Exercise instructions
Read the data line by line and say how many lines contain the string "Grabar", giving the number alone.

(Dataset rows for apps and sites)
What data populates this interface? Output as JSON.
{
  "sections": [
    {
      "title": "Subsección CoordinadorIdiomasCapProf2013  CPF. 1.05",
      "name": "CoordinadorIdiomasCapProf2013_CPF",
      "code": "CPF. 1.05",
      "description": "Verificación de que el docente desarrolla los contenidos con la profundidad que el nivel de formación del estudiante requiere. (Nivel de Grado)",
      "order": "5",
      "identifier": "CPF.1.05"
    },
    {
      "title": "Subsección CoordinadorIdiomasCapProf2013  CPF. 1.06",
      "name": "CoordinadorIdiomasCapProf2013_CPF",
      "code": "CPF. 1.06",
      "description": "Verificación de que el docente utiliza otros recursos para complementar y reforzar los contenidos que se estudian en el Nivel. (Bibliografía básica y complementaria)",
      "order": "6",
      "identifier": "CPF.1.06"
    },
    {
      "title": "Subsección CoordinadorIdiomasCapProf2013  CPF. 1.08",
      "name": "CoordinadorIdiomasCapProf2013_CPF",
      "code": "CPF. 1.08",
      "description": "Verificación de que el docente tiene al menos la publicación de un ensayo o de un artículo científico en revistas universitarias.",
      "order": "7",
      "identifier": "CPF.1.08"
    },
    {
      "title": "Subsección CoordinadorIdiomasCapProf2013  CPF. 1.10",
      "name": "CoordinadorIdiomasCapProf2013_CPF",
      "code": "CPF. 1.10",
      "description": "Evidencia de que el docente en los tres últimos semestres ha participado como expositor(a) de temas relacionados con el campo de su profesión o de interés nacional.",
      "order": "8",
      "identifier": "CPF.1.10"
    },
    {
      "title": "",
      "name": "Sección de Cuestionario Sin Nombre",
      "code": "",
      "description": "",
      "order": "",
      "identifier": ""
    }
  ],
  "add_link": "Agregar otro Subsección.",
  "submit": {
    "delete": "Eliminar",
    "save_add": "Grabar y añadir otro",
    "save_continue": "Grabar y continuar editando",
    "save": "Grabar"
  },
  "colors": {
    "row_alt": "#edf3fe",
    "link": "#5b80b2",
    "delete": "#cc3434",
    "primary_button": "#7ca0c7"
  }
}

Your response
3